Friday, August 04, 2017

Comment: A Solid Employment Report

by Bill McBride on 8/04/2017 10:00:00 AM

The headline jobs number was above expectations, and there were slight combined upward revisions to the previous two months.  And the unemployment decreased slightly.  

Earlier: July Employment Report: 209,000 Jobs, 4.3% Unemployment Rate

In July, the year-over-year change was 2.16 million jobs. This is decent year-over-year job growth.

Note that July has been the second strongest month for job growth over the three previous years, exceeded only by June, and just ahead of November.  This is the 4th consecutive solid job gain in July:  202 thousand in July 2014, 254 in July 2015, 291 thousand in July 2016, and now 209 thousand in July 2017. 

Average Hourly Earnings

Wages CES, Nominal and RealClick on graph for larger image.

This graph is based on “Average Hourly Earnings” from the Current Employment Statistics (CES) (aka "Establishment") monthly employment report. Note: There are also two quarterly sources for earnings data: 1) “Hourly Compensation,” from the BLS’s Productivity and Costs; and 2) the Employment Cost Index which includes wage/salary and benefit compensation.

The graph shows the nominal year-over-year change in "Average Hourly Earnings" for all private employees.  Nominal wage growth was at 2.5% YoY in July.

Wage growth has generally been trending up.

Part Time for Economic Reasons

Part Time WorkersFrom the BLS report:

The number of persons employed part time for economic reasons (sometimes referred to as involuntary part-time workers), at 5.3 million, was essentially unchanged in July. These individuals, who would have preferred full-time employment, were working part time because their hours had been cut back or because they were unable to find a full-time job.
The number of persons working part time for economic reasons decreased slightly in July. The number working part time for economic reasons suggests a little slack still in the labor market.

These workers are included in the alternate measure of labor underutilization (U-6) that was unchanged at 8.6% in July.

Unemployed over 26 Weeks

Unemployed Over 26 WeeksThis graph shows the number of workers unemployed for 27 weeks or more.

According to the BLS, there are 1.79 million workers who have been unemployed for more than 26 weeks and still want a job. This was up from 1.66 million in June.

This is generally trending down, but still a little elevated.

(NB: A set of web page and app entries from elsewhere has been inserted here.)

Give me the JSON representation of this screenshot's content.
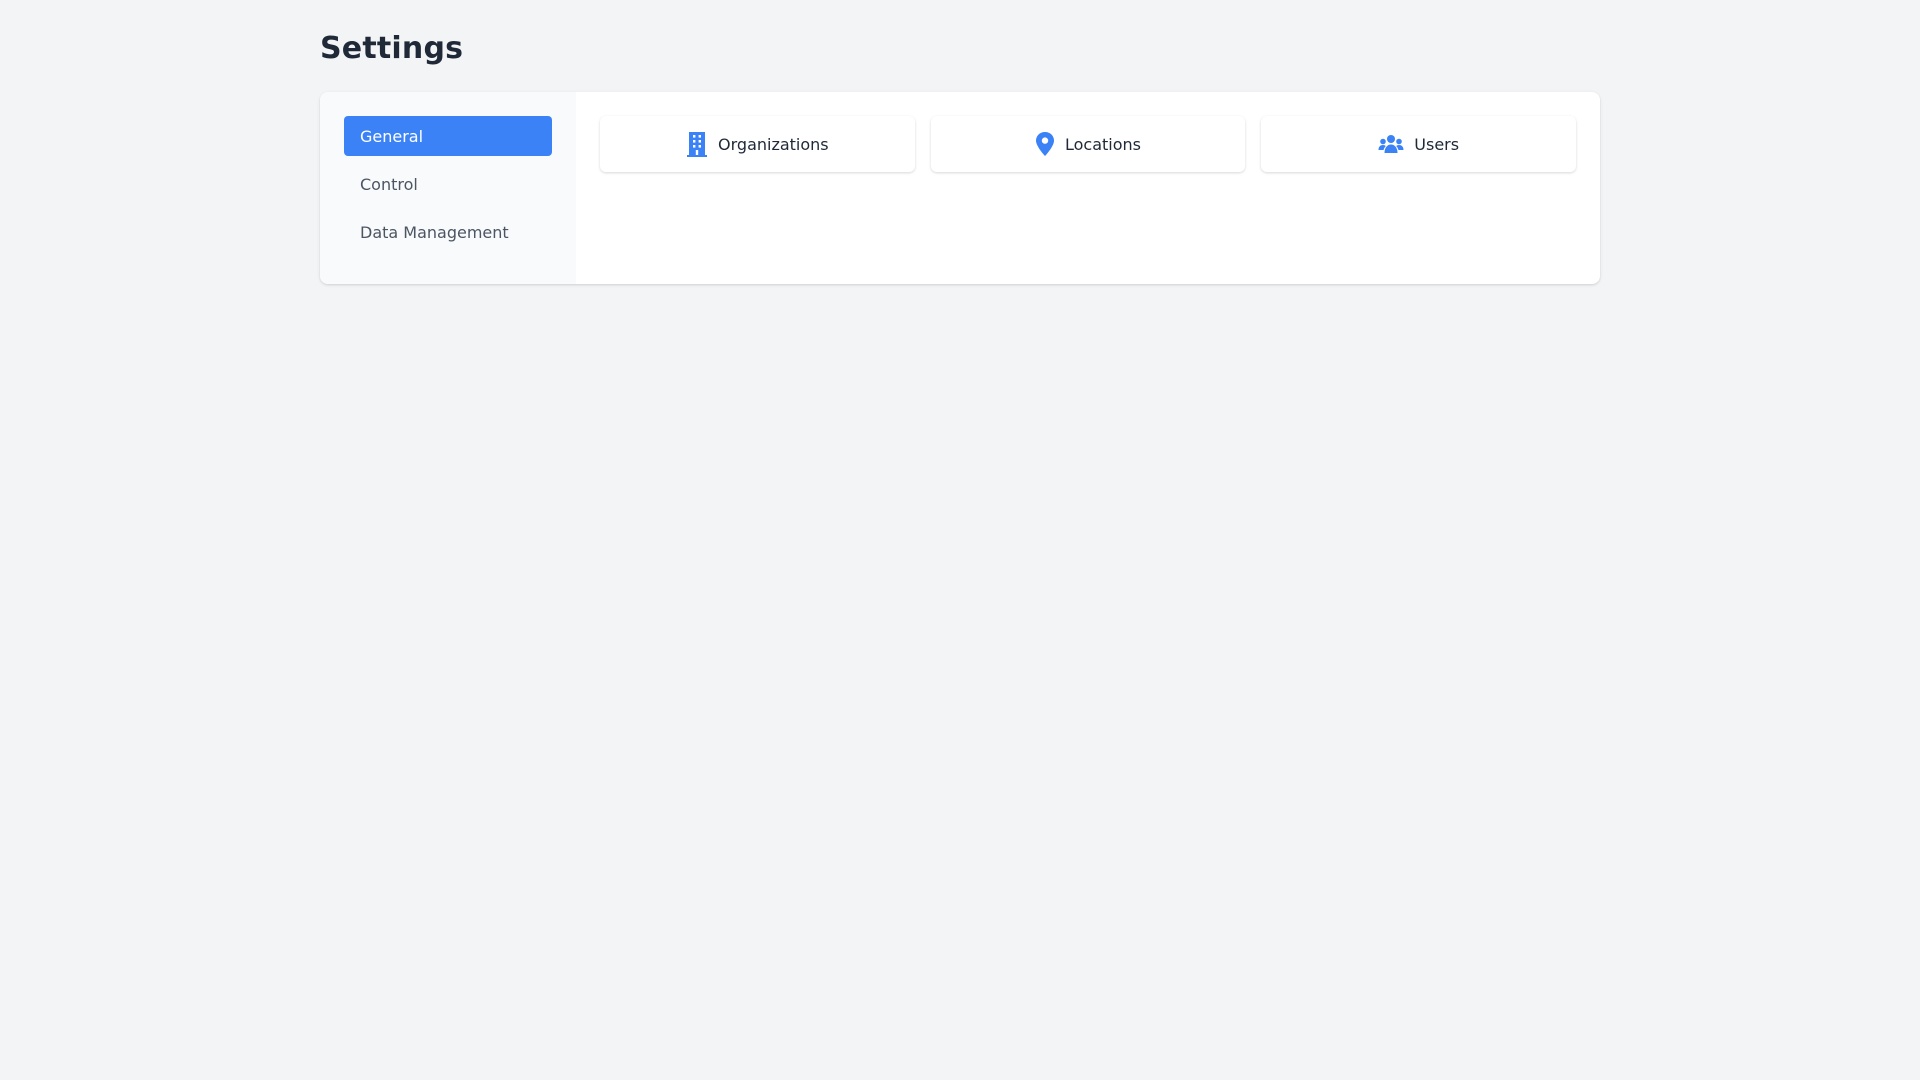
{
  "page": {
    "title": "Settings"
  },
  "sidebar": {
    "items": [
      {
        "label": "General",
        "active": true
      },
      {
        "label": "Control",
        "active": false
      },
      {
        "label": "Data Management",
        "active": false
      }
    ]
  },
  "cards": [
    {
      "label": "Organizations",
      "icon": "building-icon"
    },
    {
      "label": "Locations",
      "icon": "map-pin-icon"
    },
    {
      "label": "Users",
      "icon": "users-icon"
    }
  ],
  "colors": {
    "accent": "#3b82f6",
    "background": "#f3f4f6",
    "sidebar_background": "#f9fafb"
  }
}
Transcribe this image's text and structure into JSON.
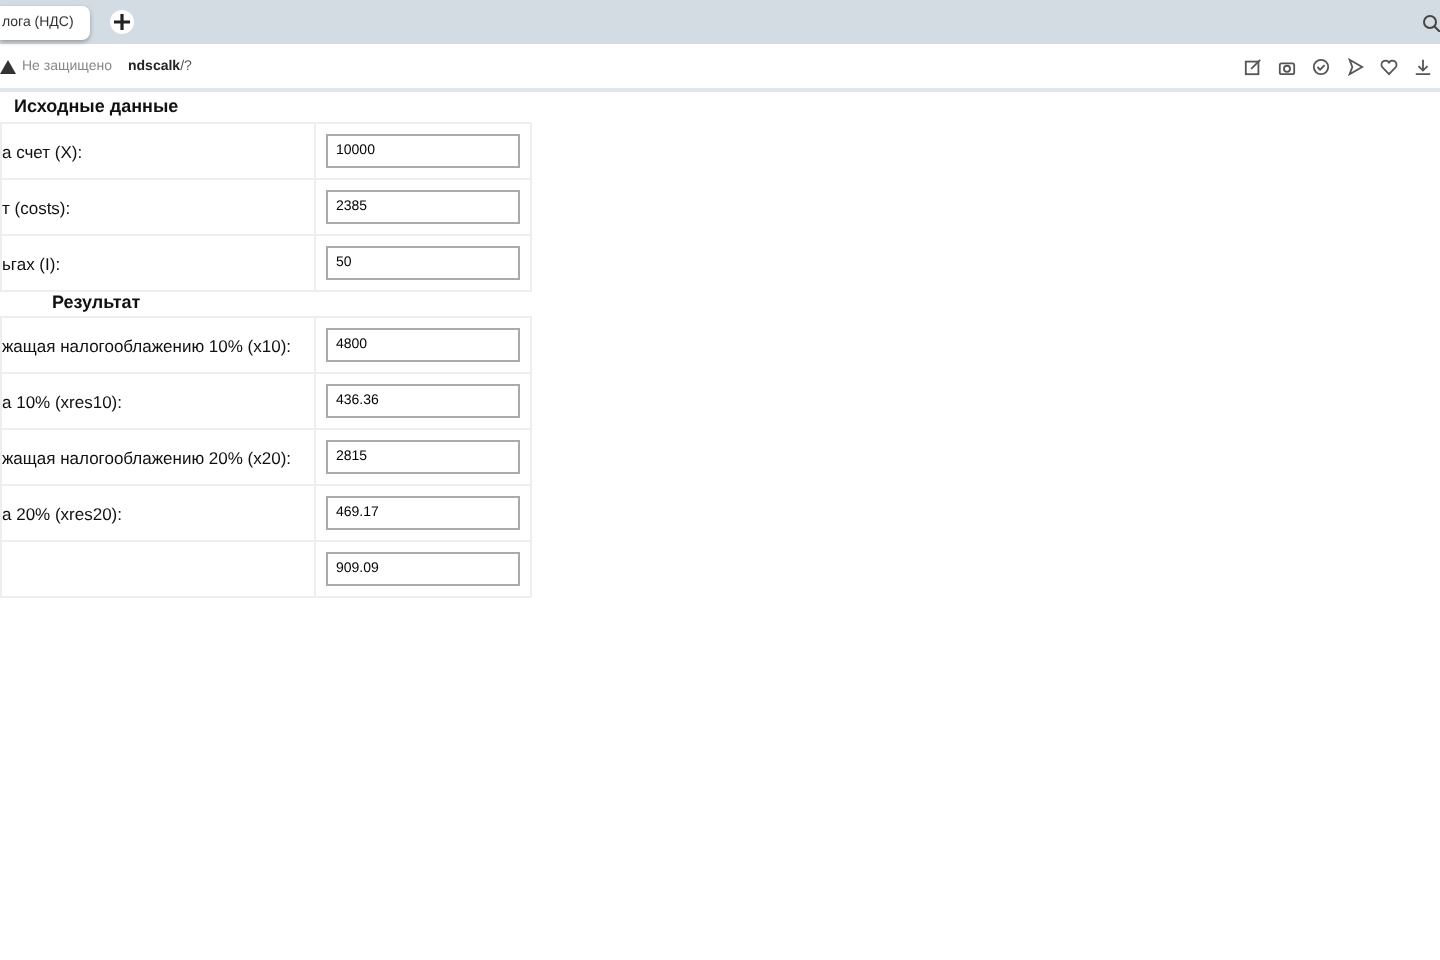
{
  "tab": {
    "title": "лога (НДС)",
    "selected": true
  },
  "address_bar": {
    "security": "Не защищено",
    "url_host": "ndscalk",
    "url_path": "/?"
  },
  "sections": [
    {
      "heading": "Исходные данные",
      "rows": [
        {
          "label": "а счет (X):",
          "value": "10000"
        },
        {
          "label": "т (costs):",
          "value": "2385"
        },
        {
          "label": "ьгах (I):",
          "value": "50"
        }
      ]
    },
    {
      "heading": "Результат",
      "rows": [
        {
          "label": "жащая налогооблажению 10% (x10):",
          "value": "4800"
        },
        {
          "label": "а 10% (xres10):",
          "value": "436.36"
        },
        {
          "label": "жащая налогооблажению 20% (x20):",
          "value": "2815"
        },
        {
          "label": "а 20% (xres20):",
          "value": "469.17"
        },
        {
          "label": "",
          "value": "909.09"
        }
      ]
    }
  ]
}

Although U-6, the number of persons employed part time for economic reasons, and the number of long term unemployed are still a little elevated, it appears the economy is nearing full employment.

Overall this was another solid report.